Scientists have learned that cosmic ray neutrons coming from space slam in to the processors of supercomputers and cause them to have memory errors or even to crash. This has been a problem since Seymour Cray built a supercomputer and gave it to Los Alamos National Laboratory for a 6 month trial in the 1970s.
Engineers now know to account for space particles when they are creating hardware and software. Nathan Debardeleben and Sean Blanchard, of the High Performance Computing Design group and the Ultra Scale Research Center, have been working hard at how to improve supercomputers so that cosmic particles do not become a problem.
Now, before even installing new equipment, Blanchard and Debardeleben test it by placing the equipment into a beam of neutrons. They bombard it with many more particles than will typically rain down from space and will make it crash. One way the supercomputers can protect themselves is to crash intentionally at certain checkpoints while saving data. This way not all the data is lost. Besides running tests and making these kinds of improvements, DeBardeleben and Blanchard also place neutron detectors inside the supercomputer in order to measure the strength of the cosmic particles and to learn more about the lifetime of these electronics.

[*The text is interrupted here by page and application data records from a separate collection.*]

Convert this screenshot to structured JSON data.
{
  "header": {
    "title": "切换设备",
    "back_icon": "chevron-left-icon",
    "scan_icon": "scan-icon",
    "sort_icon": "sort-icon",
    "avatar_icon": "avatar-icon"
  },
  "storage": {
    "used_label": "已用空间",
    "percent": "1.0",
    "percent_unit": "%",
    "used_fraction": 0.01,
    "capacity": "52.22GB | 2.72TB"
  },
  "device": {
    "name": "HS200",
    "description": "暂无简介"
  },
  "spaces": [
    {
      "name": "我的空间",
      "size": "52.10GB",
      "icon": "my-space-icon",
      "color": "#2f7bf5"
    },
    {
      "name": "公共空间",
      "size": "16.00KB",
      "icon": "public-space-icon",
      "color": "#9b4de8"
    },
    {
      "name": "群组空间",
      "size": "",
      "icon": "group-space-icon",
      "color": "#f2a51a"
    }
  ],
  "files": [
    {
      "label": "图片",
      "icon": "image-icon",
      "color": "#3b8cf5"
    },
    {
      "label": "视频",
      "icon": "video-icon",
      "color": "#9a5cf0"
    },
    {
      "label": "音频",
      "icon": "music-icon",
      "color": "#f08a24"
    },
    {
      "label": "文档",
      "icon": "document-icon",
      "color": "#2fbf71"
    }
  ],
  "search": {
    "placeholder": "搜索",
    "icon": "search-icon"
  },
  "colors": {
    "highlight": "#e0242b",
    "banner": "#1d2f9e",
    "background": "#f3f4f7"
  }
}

To read more about this important research on protecting our supercomputers read the full WIRED article: Cosmic Ray Showers Crash Supercomputers. Here’s What to Do About It.